_YOUR GOAL:_ Your response should consist of every record, exactly as given.

_Records contained in a dataset:_
'''

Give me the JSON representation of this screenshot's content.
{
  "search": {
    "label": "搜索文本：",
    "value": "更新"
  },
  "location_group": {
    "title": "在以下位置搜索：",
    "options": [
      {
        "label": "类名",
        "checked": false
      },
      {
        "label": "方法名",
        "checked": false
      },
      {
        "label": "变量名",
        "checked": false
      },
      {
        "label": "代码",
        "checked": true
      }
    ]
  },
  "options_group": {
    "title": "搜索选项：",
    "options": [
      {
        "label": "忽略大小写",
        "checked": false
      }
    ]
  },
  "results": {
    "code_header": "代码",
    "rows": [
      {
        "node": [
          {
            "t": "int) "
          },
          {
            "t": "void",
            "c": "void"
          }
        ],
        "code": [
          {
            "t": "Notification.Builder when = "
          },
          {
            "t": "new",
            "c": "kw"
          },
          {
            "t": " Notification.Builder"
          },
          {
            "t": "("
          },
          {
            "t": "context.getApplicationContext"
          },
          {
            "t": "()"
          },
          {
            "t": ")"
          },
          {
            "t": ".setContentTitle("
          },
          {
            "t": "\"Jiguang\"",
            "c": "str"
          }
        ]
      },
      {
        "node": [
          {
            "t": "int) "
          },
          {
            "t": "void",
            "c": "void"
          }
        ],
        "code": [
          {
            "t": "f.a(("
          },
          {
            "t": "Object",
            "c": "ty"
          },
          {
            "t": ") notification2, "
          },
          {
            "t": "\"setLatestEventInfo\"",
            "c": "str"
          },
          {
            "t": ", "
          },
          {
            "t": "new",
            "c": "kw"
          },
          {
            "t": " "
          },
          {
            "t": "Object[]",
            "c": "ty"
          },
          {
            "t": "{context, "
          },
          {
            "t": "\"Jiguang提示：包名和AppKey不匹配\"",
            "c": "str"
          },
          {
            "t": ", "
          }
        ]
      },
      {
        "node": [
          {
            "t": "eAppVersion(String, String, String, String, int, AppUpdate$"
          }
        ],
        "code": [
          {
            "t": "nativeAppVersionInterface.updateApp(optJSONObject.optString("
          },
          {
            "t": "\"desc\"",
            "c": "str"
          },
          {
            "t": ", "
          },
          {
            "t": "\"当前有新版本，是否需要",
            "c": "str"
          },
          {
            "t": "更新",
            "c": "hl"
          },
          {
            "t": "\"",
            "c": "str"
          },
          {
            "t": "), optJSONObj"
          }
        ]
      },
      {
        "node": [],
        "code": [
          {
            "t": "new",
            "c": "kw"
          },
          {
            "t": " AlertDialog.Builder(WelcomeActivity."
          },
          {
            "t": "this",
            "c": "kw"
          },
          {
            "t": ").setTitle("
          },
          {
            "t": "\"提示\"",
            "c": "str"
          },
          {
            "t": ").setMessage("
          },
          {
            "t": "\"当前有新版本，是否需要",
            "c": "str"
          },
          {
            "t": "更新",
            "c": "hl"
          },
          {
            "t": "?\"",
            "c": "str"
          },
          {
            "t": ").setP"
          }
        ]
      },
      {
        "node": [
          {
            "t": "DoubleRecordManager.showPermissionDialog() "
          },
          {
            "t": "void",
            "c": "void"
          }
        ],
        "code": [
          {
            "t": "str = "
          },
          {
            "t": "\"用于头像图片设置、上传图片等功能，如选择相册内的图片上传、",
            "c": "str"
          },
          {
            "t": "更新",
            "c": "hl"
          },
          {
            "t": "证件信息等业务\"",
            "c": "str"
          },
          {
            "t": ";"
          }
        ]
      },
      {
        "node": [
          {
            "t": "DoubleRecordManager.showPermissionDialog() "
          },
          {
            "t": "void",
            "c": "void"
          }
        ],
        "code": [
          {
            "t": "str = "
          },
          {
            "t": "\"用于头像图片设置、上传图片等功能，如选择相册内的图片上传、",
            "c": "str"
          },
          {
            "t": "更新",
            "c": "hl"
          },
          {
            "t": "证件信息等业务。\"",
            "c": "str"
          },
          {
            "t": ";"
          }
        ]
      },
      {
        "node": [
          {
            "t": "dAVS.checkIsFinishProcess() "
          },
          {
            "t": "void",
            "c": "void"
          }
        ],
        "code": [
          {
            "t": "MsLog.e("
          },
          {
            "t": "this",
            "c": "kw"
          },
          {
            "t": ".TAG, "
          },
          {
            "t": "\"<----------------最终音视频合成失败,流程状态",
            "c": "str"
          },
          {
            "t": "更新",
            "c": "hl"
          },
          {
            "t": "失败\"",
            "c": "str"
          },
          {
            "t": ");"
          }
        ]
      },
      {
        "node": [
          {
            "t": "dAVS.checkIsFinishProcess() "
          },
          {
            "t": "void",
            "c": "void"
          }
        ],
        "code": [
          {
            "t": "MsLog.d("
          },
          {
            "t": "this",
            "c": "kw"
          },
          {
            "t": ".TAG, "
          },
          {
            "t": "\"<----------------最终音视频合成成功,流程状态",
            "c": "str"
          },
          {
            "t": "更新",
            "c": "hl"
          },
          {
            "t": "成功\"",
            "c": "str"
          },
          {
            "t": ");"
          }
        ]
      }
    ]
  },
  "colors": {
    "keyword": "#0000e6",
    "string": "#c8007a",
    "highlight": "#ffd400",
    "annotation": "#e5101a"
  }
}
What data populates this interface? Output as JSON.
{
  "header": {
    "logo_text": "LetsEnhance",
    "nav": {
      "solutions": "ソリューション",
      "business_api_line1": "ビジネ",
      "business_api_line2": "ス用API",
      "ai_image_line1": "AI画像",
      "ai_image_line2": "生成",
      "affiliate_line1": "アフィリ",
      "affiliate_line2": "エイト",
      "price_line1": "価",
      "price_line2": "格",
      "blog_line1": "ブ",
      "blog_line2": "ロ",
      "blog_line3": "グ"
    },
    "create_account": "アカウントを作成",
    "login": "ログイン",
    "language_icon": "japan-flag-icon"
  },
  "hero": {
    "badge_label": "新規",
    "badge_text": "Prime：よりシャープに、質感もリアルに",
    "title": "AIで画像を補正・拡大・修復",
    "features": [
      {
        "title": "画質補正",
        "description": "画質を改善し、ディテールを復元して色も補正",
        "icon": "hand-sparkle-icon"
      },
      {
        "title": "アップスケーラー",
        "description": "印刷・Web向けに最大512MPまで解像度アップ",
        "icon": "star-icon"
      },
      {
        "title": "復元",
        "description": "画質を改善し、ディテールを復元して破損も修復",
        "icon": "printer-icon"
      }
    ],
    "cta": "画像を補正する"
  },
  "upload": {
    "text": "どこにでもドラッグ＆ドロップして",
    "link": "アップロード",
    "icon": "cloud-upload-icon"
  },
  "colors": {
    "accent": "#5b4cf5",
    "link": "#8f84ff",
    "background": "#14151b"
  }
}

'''

_EXERCISE RESULT:_
Give me the JSON representation of this screenshot's content.
{
  "search": {
    "label": "搜索文本：",
    "value": "更新"
  },
  "location_group": {
    "title": "在以下位置搜索：",
    "options": [
      {
        "label": "类名",
        "checked": false
      },
      {
        "label": "方法名",
        "checked": false
      },
      {
        "label": "变量名",
        "checked": false
      },
      {
        "label": "代码",
        "checked": true
      }
    ]
  },
  "options_group": {
    "title": "搜索选项：",
    "options": [
      {
        "label": "忽略大小写",
        "checked": false
      }
    ]
  },
  "results": {
    "code_header": "代码",
    "rows": [
      {
        "node": [
          {
            "t": "int) "
          },
          {
            "t": "void",
            "c": "void"
          }
        ],
        "code": [
          {
            "t": "Notification.Builder when = "
          },
          {
            "t": "new",
            "c": "kw"
          },
          {
            "t": " Notification.Builder"
          },
          {
            "t": "("
          },
          {
            "t": "context.getApplicationContext"
          },
          {
            "t": "()"
          },
          {
            "t": ")"
          },
          {
            "t": ".setContentTitle("
          },
          {
            "t": "\"Jiguang\"",
            "c": "str"
          }
        ]
      },
      {
        "node": [
          {
            "t": "int) "
          },
          {
            "t": "void",
            "c": "void"
          }
        ],
        "code": [
          {
            "t": "f.a(("
          },
          {
            "t": "Object",
            "c": "ty"
          },
          {
            "t": ") notification2, "
          },
          {
            "t": "\"setLatestEventInfo\"",
            "c": "str"
          },
          {
            "t": ", "
          },
          {
            "t": "new",
            "c": "kw"
          },
          {
            "t": " "
          },
          {
            "t": "Object[]",
            "c": "ty"
          },
          {
            "t": "{context, "
          },
          {
            "t": "\"Jiguang提示：包名和AppKey不匹配\"",
            "c": "str"
          },
          {
            "t": ", "
          }
        ]
      },
      {
        "node": [
          {
            "t": "eAppVersion(String, String, String, String, int, AppUpdate$"
          }
        ],
        "code": [
          {
            "t": "nativeAppVersionInterface.updateApp(optJSONObject.optString("
          },
          {
            "t": "\"desc\"",
            "c": "str"
          },
          {
            "t": ", "
          },
          {
            "t": "\"当前有新版本，是否需要",
            "c": "str"
          },
          {
            "t": "更新",
            "c": "hl"
          },
          {
            "t": "\"",
            "c": "str"
          },
          {
            "t": "), optJSONObj"
          }
        ]
      },
      {
        "node": [],
        "code": [
          {
            "t": "new",
            "c": "kw"
          },
          {
            "t": " AlertDialog.Builder(WelcomeActivity."
          },
          {
            "t": "this",
            "c": "kw"
          },
          {
            "t": ").setTitle("
          },
          {
            "t": "\"提示\"",
            "c": "str"
          },
          {
            "t": ").setMessage("
          },
          {
            "t": "\"当前有新版本，是否需要",
            "c": "str"
          },
          {
            "t": "更新",
            "c": "hl"
          },
          {
            "t": "?\"",
            "c": "str"
          },
          {
            "t": ").setP"
          }
        ]
      },
      {
        "node": [
          {
            "t": "DoubleRecordManager.showPermissionDialog() "
          },
          {
            "t": "void",
            "c": "void"
          }
        ],
        "code": [
          {
            "t": "str = "
          },
          {
            "t": "\"用于头像图片设置、上传图片等功能，如选择相册内的图片上传、",
            "c": "str"
          },
          {
            "t": "更新",
            "c": "hl"
          },
          {
            "t": "证件信息等业务\"",
            "c": "str"
          },
          {
            "t": ";"
          }
        ]
      },
      {
        "node": [
          {
            "t": "DoubleRecordManager.showPermissionDialog() "
          },
          {
            "t": "void",
            "c": "void"
          }
        ],
        "code": [
          {
            "t": "str = "
          },
          {
            "t": "\"用于头像图片设置、上传图片等功能，如选择相册内的图片上传、",
            "c": "str"
          },
          {
            "t": "更新",
            "c": "hl"
          },
          {
            "t": "证件信息等业务。\"",
            "c": "str"
          },
          {
            "t": ";"
          }
        ]
      },
      {
        "node": [
          {
            "t": "dAVS.checkIsFinishProcess() "
          },
          {
            "t": "void",
            "c": "void"
          }
        ],
        "code": [
          {
            "t": "MsLog.e("
          },
          {
            "t": "this",
            "c": "kw"
          },
          {
            "t": ".TAG, "
          },
          {
            "t": "\"<----------------最终音视频合成失败,流程状态",
            "c": "str"
          },
          {
            "t": "更新",
            "c": "hl"
          },
          {
            "t": "失败\"",
            "c": "str"
          },
          {
            "t": ");"
          }
        ]
      },
      {
        "node": [
          {
            "t": "dAVS.checkIsFinishProcess() "
          },
          {
            "t": "void",
            "c": "void"
          }
        ],
        "code": [
          {
            "t": "MsLog.d("
          },
          {
            "t": "this",
            "c": "kw"
          },
          {
            "t": ".TAG, "
          },
          {
            "t": "\"<----------------最终音视频合成成功,流程状态",
            "c": "str"
          },
          {
            "t": "更新",
            "c": "hl"
          },
          {
            "t": "成功\"",
            "c": "str"
          },
          {
            "t": ");"
          }
        ]
      }
    ]
  },
  "colors": {
    "keyword": "#0000e6",
    "string": "#c8007a",
    "highlight": "#ffd400",
    "annotation": "#e5101a"
  }
}
What data populates this interface? Output as JSON.
{
  "header": {
    "logo_text": "LetsEnhance",
    "nav": {
      "solutions": "ソリューション",
      "business_api_line1": "ビジネ",
      "business_api_line2": "ス用API",
      "ai_image_line1": "AI画像",
      "ai_image_line2": "生成",
      "affiliate_line1": "アフィリ",
      "affiliate_line2": "エイト",
      "price_line1": "価",
      "price_line2": "格",
      "blog_line1": "ブ",
      "blog_line2": "ロ",
      "blog_line3": "グ"
    },
    "create_account": "アカウントを作成",
    "login": "ログイン",
    "language_icon": "japan-flag-icon"
  },
  "hero": {
    "badge_label": "新規",
    "badge_text": "Prime：よりシャープに、質感もリアルに",
    "title": "AIで画像を補正・拡大・修復",
    "features": [
      {
        "title": "画質補正",
        "description": "画質を改善し、ディテールを復元して色も補正",
        "icon": "hand-sparkle-icon"
      },
      {
        "title": "アップスケーラー",
        "description": "印刷・Web向けに最大512MPまで解像度アップ",
        "icon": "star-icon"
      },
      {
        "title": "復元",
        "description": "画質を改善し、ディテールを復元して破損も修復",
        "icon": "printer-icon"
      }
    ],
    "cta": "画像を補正する"
  },
  "upload": {
    "text": "どこにでもドラッグ＆ドロップして",
    "link": "アップロード",
    "icon": "cloud-upload-icon"
  },
  "colors": {
    "accent": "#5b4cf5",
    "link": "#8f84ff",
    "background": "#14151b"
  }
}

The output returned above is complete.